**Your task**
Please restate each entry word for word and leave the pictures out.

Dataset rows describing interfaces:

···

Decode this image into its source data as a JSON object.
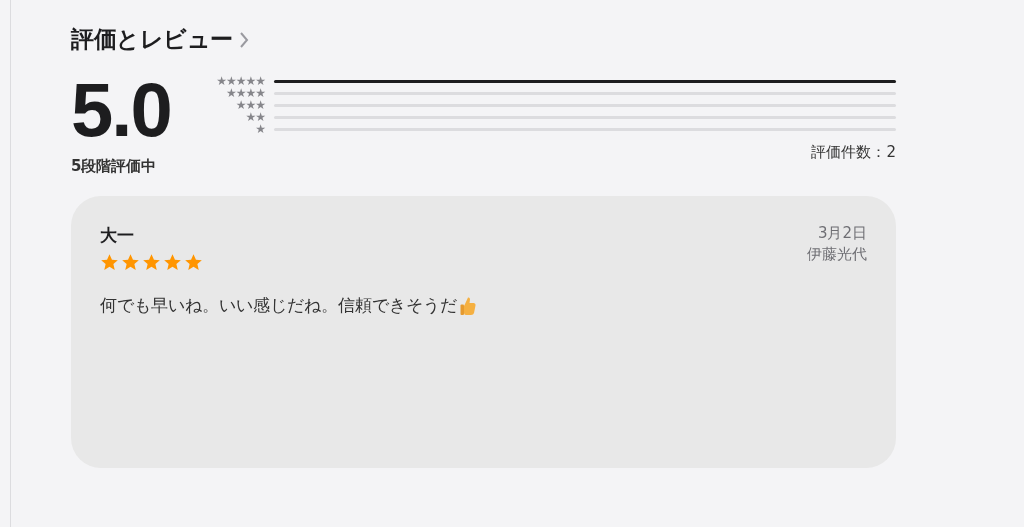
{
  "section": {
    "title": "評価とレビュー"
  },
  "summary": {
    "score": "5.0",
    "scale_label": "5段階評価中",
    "count_label": "評価件数：2",
    "distribution": [
      {
        "label": "★★★★★",
        "level": 1
      },
      {
        "label": "★★★★"
      },
      {
        "label": "★★★"
      },
      {
        "label": "★★"
      },
      {
        "label": "★"
      }
    ]
  },
  "reviews": [
    {
      "title": "大一",
      "stars": 5,
      "date": "3月2日",
      "author": "伊藤光代",
      "body": "何でも早いね。いい感じだね。信頼できそうだ"
    }
  ]
}
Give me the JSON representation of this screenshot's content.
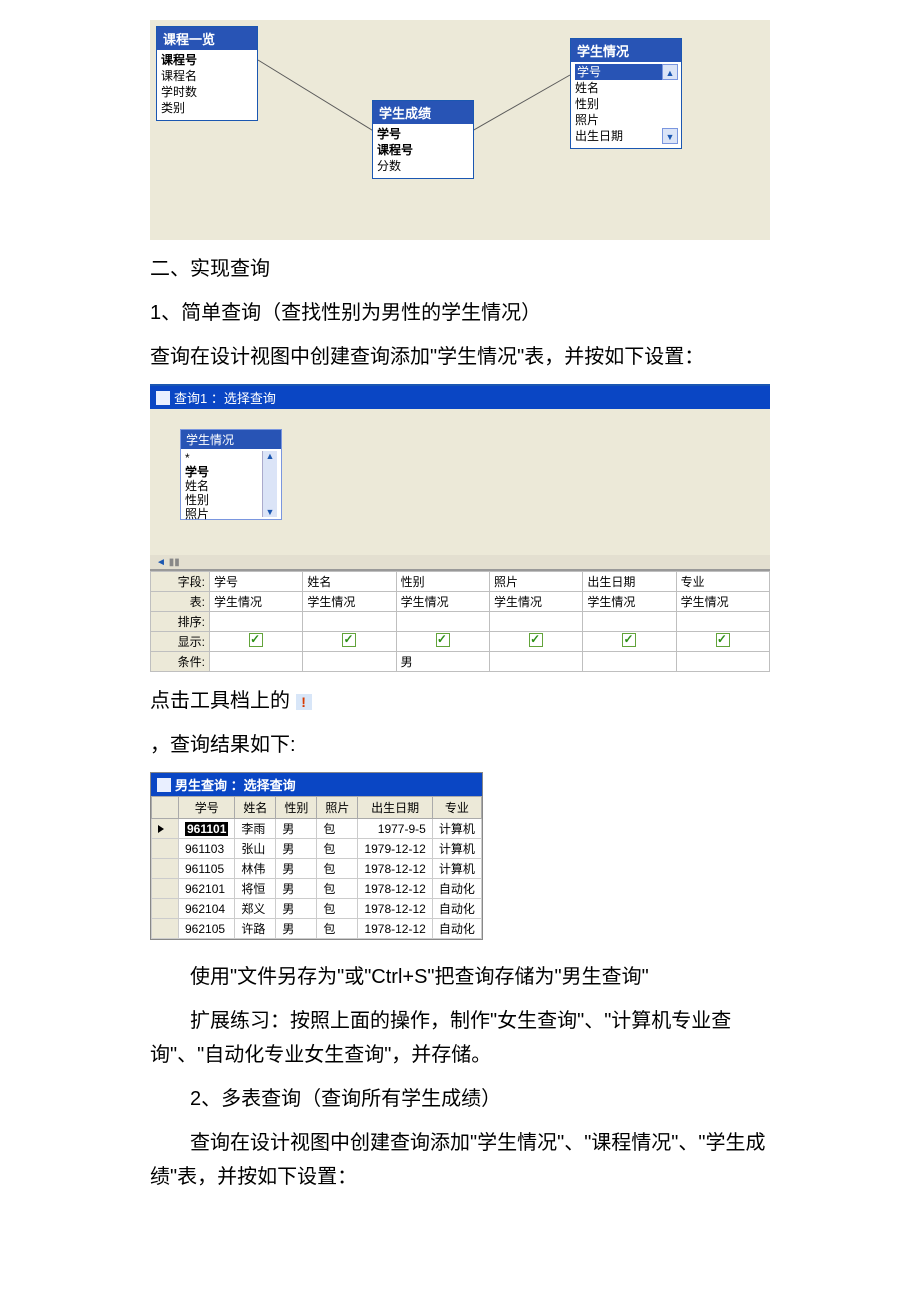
{
  "diagram": {
    "tables": {
      "courses": {
        "title": "课程一览",
        "fields": [
          "课程号",
          "课程名",
          "学时数",
          "类别"
        ],
        "bold": [
          "课程号"
        ]
      },
      "scores": {
        "title": "学生成绩",
        "fields": [
          "学号",
          "课程号",
          "分数"
        ],
        "bold": [
          "学号",
          "课程号"
        ]
      },
      "students": {
        "title": "学生情况",
        "fields": [
          "学号",
          "姓名",
          "性别",
          "照片",
          "出生日期"
        ],
        "bold": [
          "学号"
        ],
        "selected": "学号"
      }
    }
  },
  "text": {
    "section2": "二、实现查询",
    "p1": "1、简单查询（查找性别为男性的学生情况）",
    "p2": "查询在设计视图中创建查询添加\"学生情况\"表，并按如下设置：",
    "qd1_title": "查询1 ：选择查询",
    "p3": "点击工具档上的",
    "p4": "，查询结果如下:",
    "p5": "使用\"文件另存为\"或\"Ctrl+S\"把查询存储为\"男生查询\"",
    "p6": "扩展练习：按照上面的操作，制作\"女生查询\"、\"计算机专业查询\"、\"自动化专业女生查询\"，并存储。",
    "p7": "2、多表查询（查询所有学生成绩）",
    "p8": "查询在设计视图中创建查询添加\"学生情况\"、\"课程情况\"、\"学生成绩\"表，并按如下设置："
  },
  "qdesign": {
    "tablebox": {
      "title": "学生情况",
      "fields": [
        "*",
        "学号",
        "姓名",
        "性别",
        "照片"
      ]
    },
    "rows": {
      "field": "字段:",
      "table": "表:",
      "sort": "排序:",
      "show": "显示:",
      "cond": "条件:"
    },
    "cols": [
      {
        "field": "学号",
        "table": "学生情况",
        "show": true,
        "cond": ""
      },
      {
        "field": "姓名",
        "table": "学生情况",
        "show": true,
        "cond": ""
      },
      {
        "field": "性别",
        "table": "学生情况",
        "show": true,
        "cond": "男"
      },
      {
        "field": "照片",
        "table": "学生情况",
        "show": true,
        "cond": ""
      },
      {
        "field": "出生日期",
        "table": "学生情况",
        "show": true,
        "cond": ""
      },
      {
        "field": "专业",
        "table": "学生情况",
        "show": true,
        "cond": ""
      }
    ]
  },
  "result": {
    "title": "男生查询 ：选择查询",
    "headers": [
      "学号",
      "姓名",
      "性别",
      "照片",
      "出生日期",
      "专业"
    ],
    "rows": [
      [
        "961101",
        "李雨",
        "男",
        "包",
        "1977-9-5",
        "计算机"
      ],
      [
        "961103",
        "张山",
        "男",
        "包",
        "1979-12-12",
        "计算机"
      ],
      [
        "961105",
        "林伟",
        "男",
        "包",
        "1978-12-12",
        "计算机"
      ],
      [
        "962101",
        "将恒",
        "男",
        "包",
        "1978-12-12",
        "自动化"
      ],
      [
        "962104",
        "郑义",
        "男",
        "包",
        "1978-12-12",
        "自动化"
      ],
      [
        "962105",
        "许路",
        "男",
        "包",
        "1978-12-12",
        "自动化"
      ]
    ]
  }
}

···

**Response**
Decode this image into its source data as a JSON object.
{
  "section": {
    "title": "評価とレビュー"
  },
  "summary": {
    "score": "5.0",
    "scale_label": "5段階評価中",
    "count_label": "評価件数：2",
    "distribution": [
      {
        "label": "★★★★★",
        "level": 1
      },
      {
        "label": "★★★★"
      },
      {
        "label": "★★★"
      },
      {
        "label": "★★"
      },
      {
        "label": "★"
      }
    ]
  },
  "reviews": [
    {
      "title": "大一",
      "stars": 5,
      "date": "3月2日",
      "author": "伊藤光代",
      "body": "何でも早いね。いい感じだね。信頼できそうだ"
    }
  ]
}
Give me the JSON representation of this screenshot's content.
{
  "diagram": {
    "tables": {
      "courses": {
        "title": "课程一览",
        "fields": [
          "课程号",
          "课程名",
          "学时数",
          "类别"
        ],
        "bold": [
          "课程号"
        ]
      },
      "scores": {
        "title": "学生成绩",
        "fields": [
          "学号",
          "课程号",
          "分数"
        ],
        "bold": [
          "学号",
          "课程号"
        ]
      },
      "students": {
        "title": "学生情况",
        "fields": [
          "学号",
          "姓名",
          "性别",
          "照片",
          "出生日期"
        ],
        "bold": [
          "学号"
        ],
        "selected": "学号"
      }
    }
  },
  "text": {
    "section2": "二、实现查询",
    "p1": "1、简单查询（查找性别为男性的学生情况）",
    "p2": "查询在设计视图中创建查询添加\"学生情况\"表，并按如下设置：",
    "qd1_title": "查询1 ：选择查询",
    "p3": "点击工具档上的",
    "p4": "，查询结果如下:",
    "p5": "使用\"文件另存为\"或\"Ctrl+S\"把查询存储为\"男生查询\"",
    "p6": "扩展练习：按照上面的操作，制作\"女生查询\"、\"计算机专业查询\"、\"自动化专业女生查询\"，并存储。",
    "p7": "2、多表查询（查询所有学生成绩）",
    "p8": "查询在设计视图中创建查询添加\"学生情况\"、\"课程情况\"、\"学生成绩\"表，并按如下设置："
  },
  "qdesign": {
    "tablebox": {
      "title": "学生情况",
      "fields": [
        "*",
        "学号",
        "姓名",
        "性别",
        "照片"
      ]
    },
    "rows": {
      "field": "字段:",
      "table": "表:",
      "sort": "排序:",
      "show": "显示:",
      "cond": "条件:"
    },
    "cols": [
      {
        "field": "学号",
        "table": "学生情况",
        "show": true,
        "cond": ""
      },
      {
        "field": "姓名",
        "table": "学生情况",
        "show": true,
        "cond": ""
      },
      {
        "field": "性别",
        "table": "学生情况",
        "show": true,
        "cond": "男"
      },
      {
        "field": "照片",
        "table": "学生情况",
        "show": true,
        "cond": ""
      },
      {
        "field": "出生日期",
        "table": "学生情况",
        "show": true,
        "cond": ""
      },
      {
        "field": "专业",
        "table": "学生情况",
        "show": true,
        "cond": ""
      }
    ]
  },
  "result": {
    "title": "男生查询 ：选择查询",
    "headers": [
      "学号",
      "姓名",
      "性别",
      "照片",
      "出生日期",
      "专业"
    ],
    "rows": [
      [
        "961101",
        "李雨",
        "男",
        "包",
        "1977-9-5",
        "计算机"
      ],
      [
        "961103",
        "张山",
        "男",
        "包",
        "1979-12-12",
        "计算机"
      ],
      [
        "961105",
        "林伟",
        "男",
        "包",
        "1978-12-12",
        "计算机"
      ],
      [
        "962101",
        "将恒",
        "男",
        "包",
        "1978-12-12",
        "自动化"
      ],
      [
        "962104",
        "郑义",
        "男",
        "包",
        "1978-12-12",
        "自动化"
      ],
      [
        "962105",
        "许路",
        "男",
        "包",
        "1978-12-12",
        "自动化"
      ]
    ]
  }
}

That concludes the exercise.